(Exercise data Opens)
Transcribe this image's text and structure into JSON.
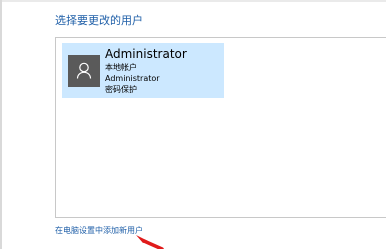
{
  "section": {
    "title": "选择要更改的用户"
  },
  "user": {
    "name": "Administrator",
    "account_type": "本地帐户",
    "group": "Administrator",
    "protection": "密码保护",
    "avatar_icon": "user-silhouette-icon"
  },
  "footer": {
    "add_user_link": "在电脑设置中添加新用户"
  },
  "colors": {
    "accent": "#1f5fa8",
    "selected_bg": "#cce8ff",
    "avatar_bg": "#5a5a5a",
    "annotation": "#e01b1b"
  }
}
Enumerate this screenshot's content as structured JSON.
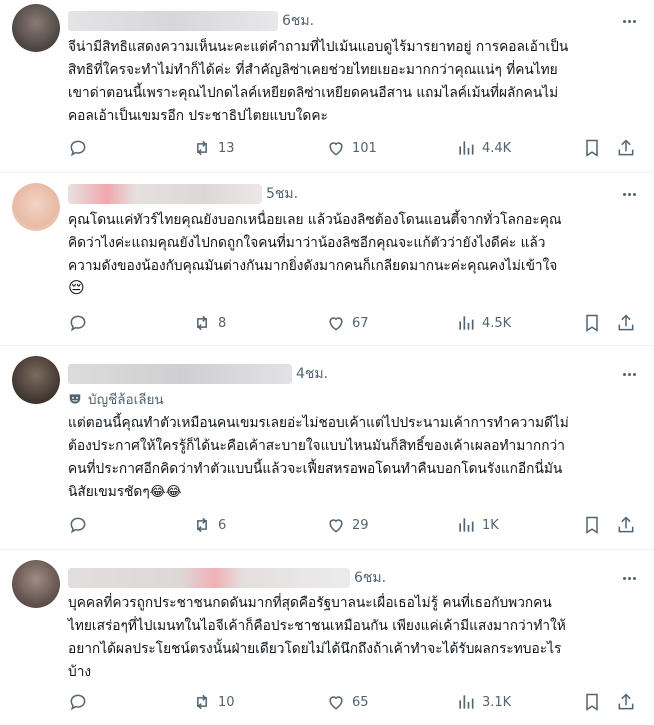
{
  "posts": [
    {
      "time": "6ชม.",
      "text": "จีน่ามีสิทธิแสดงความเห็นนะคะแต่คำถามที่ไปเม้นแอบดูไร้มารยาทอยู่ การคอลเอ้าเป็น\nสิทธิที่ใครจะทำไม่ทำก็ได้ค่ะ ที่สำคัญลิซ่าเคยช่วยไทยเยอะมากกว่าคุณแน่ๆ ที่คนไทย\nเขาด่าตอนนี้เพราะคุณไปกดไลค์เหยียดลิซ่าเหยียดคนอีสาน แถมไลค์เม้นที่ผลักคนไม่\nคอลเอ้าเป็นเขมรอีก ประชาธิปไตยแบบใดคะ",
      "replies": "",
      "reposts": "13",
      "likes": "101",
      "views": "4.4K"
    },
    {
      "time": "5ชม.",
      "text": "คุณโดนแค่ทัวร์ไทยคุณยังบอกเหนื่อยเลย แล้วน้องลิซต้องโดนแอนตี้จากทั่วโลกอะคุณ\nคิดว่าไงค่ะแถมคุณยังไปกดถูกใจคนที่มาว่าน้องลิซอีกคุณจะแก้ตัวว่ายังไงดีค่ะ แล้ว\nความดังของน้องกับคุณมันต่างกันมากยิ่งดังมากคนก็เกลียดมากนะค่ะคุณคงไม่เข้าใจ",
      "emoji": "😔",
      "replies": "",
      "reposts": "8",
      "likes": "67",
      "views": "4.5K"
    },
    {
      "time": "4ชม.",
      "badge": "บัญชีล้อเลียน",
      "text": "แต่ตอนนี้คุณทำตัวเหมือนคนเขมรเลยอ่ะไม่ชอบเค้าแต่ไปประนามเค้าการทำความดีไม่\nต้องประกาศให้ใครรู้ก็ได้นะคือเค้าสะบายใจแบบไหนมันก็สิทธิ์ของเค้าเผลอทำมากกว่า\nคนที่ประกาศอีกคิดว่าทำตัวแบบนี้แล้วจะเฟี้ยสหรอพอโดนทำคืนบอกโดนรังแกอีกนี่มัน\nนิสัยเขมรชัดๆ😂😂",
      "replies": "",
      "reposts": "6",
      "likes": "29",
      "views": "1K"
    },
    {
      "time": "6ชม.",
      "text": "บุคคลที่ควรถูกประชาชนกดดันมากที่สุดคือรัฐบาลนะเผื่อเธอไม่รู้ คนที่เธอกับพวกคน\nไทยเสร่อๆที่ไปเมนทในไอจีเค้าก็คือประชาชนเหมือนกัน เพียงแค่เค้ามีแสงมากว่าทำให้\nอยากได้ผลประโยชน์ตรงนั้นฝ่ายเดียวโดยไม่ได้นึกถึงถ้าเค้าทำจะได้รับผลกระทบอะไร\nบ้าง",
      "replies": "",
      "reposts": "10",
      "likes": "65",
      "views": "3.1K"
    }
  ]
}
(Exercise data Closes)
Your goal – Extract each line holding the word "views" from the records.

Solution below –
      "views": "4.4K"
      "views": "4.5K"
      "views": "1K"
      "views": "3.1K"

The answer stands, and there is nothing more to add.